According to a widely-reported article originally published in the January issue of the Journal of Personality and Social Psychology, recent research has shown that there is indeed a correlation between consumer consumption and reported happiness. The surprising aspect of this link was the realization that ownership of objects did not contribute to an enhanced state of joy. The euphoria derived from material purchases was found to be weak and short-lived. Instead, it was those people who spent money towards the savoring of new experiences who reported a direct correlation between their purchases and their continued levels of joy.
As artists, I believe that we inherently and innately apprehend this phenomenon. Musicians will often spend their bottom dollar on concert tickets or travel to festivals, and conversations among professionals often veer toward reminiscences of life-altering concert experiences.
I am no exception to this rule. I only consider an object to be precious when I have utilized that material good towards the creation of memorable experiences. My favorite purchases remain the trips to beautiful locales, the extravagant meals, the drinks imbibed among friends. And especially the concerts.
For me, two concert experiences stand above the rest as influential events that would shape my remaining experiences.
The first was a performance by the Philadelphia Orchestra that I attended as an undergraduate. They used to sell $2 tickets on a first-come, first-served basis beginning one hour before concerts for seats in the last two rows of the auditorium. These seats were renowned for their horrible views and exceptional acoustics, and every week I would stand in line with a friend waiting to hear whatever music was on that week’s subscription concert. I learned a great deal about the tradition of the orchestra in these lines, listening to the long-time regulars reminisce about their favorite performances. For me, these tickets served as a lifeline, helping me to immerse myself in classical music in order to fill the lacunae created by my previous obsession with rock. And it was a performance of Prokofiev’s First Violin Concerto with Schlomo Mintz as soloist that finally turned the tide and allowed me to viscerally experience the power of orchestral music. After that concert, I was a convert to acoustic musicianship (albeit, one who still enjoys electronic sound!).

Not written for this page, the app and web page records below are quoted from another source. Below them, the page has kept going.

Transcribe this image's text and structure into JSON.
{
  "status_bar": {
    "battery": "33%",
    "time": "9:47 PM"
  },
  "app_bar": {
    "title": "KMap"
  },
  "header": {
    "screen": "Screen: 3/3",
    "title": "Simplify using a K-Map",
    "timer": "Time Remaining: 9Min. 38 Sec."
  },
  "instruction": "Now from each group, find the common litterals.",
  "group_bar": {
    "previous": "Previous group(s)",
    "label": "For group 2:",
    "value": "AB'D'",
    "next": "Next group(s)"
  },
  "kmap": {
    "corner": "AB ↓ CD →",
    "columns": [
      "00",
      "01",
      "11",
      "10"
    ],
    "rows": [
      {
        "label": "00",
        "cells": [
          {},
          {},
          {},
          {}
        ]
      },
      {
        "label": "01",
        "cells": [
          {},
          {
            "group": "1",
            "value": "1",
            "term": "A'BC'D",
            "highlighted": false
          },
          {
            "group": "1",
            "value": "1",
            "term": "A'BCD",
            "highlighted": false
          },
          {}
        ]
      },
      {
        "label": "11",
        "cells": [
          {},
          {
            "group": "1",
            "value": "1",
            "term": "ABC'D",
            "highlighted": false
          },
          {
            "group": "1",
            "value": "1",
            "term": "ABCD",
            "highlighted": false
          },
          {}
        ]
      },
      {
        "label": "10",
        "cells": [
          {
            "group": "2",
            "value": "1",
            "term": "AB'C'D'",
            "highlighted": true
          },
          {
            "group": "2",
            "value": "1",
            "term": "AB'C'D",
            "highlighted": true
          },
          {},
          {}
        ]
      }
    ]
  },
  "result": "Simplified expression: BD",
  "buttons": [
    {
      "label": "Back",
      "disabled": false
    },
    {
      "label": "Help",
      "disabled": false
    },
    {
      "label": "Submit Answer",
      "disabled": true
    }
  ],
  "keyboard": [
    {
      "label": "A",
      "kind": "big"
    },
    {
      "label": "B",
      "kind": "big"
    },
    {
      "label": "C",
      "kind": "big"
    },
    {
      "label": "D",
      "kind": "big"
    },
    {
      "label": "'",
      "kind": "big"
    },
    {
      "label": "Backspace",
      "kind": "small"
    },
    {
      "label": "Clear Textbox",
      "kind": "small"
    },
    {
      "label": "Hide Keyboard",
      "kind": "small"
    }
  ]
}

The second was a solo recital of Messiaen’s Vingt Regards by Pierre-Laurent Aimard at Symphony Center in Chicago that I heard while working towards my Ph.D. This performanceâ€”entirely from memoryâ€”captured the grand religious statement of this massive piece in a way that wrung every possible emotion from the gloriously exhausted audience.
And so in these difficult economic times, I urge composers and other musicians to continue supporting your peers, to continue to experience live music making. Each concert that you attend might be that transcendent experience that remains with you for the rest of your life. And scientists confirm that your money will be well spent.